>>>>
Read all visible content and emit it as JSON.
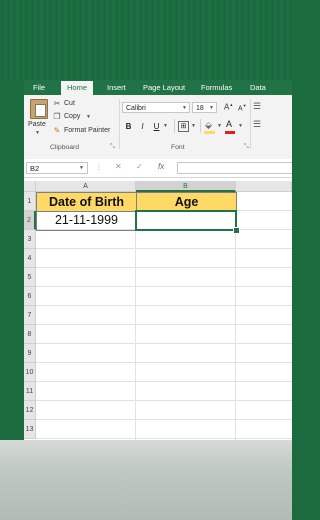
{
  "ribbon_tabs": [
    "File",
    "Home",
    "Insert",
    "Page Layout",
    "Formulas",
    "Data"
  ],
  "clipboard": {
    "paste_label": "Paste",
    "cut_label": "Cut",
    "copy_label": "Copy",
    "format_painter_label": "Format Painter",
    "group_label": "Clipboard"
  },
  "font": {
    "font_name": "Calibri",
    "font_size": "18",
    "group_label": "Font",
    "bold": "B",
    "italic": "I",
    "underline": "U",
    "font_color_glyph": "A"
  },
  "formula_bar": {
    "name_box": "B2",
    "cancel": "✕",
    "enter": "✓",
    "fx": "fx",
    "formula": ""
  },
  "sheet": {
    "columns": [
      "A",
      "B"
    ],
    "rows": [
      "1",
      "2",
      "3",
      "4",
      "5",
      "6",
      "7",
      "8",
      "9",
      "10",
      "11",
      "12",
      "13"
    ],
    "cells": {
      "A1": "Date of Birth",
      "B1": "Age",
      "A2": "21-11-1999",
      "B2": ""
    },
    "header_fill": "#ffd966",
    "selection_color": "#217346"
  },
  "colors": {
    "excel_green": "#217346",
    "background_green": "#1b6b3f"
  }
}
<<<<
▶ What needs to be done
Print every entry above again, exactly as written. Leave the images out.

▶ Solution to this problem
Read all visible content and emit it as JSON.
{
  "ribbon_tabs": [
    "File",
    "Home",
    "Insert",
    "Page Layout",
    "Formulas",
    "Data"
  ],
  "clipboard": {
    "paste_label": "Paste",
    "cut_label": "Cut",
    "copy_label": "Copy",
    "format_painter_label": "Format Painter",
    "group_label": "Clipboard"
  },
  "font": {
    "font_name": "Calibri",
    "font_size": "18",
    "group_label": "Font",
    "bold": "B",
    "italic": "I",
    "underline": "U",
    "font_color_glyph": "A"
  },
  "formula_bar": {
    "name_box": "B2",
    "cancel": "✕",
    "enter": "✓",
    "fx": "fx",
    "formula": ""
  },
  "sheet": {
    "columns": [
      "A",
      "B"
    ],
    "rows": [
      "1",
      "2",
      "3",
      "4",
      "5",
      "6",
      "7",
      "8",
      "9",
      "10",
      "11",
      "12",
      "13"
    ],
    "cells": {
      "A1": "Date of Birth",
      "B1": "Age",
      "A2": "21-11-1999",
      "B2": ""
    },
    "header_fill": "#ffd966",
    "selection_color": "#217346"
  },
  "colors": {
    "excel_green": "#217346",
    "background_green": "#1b6b3f"
  }
}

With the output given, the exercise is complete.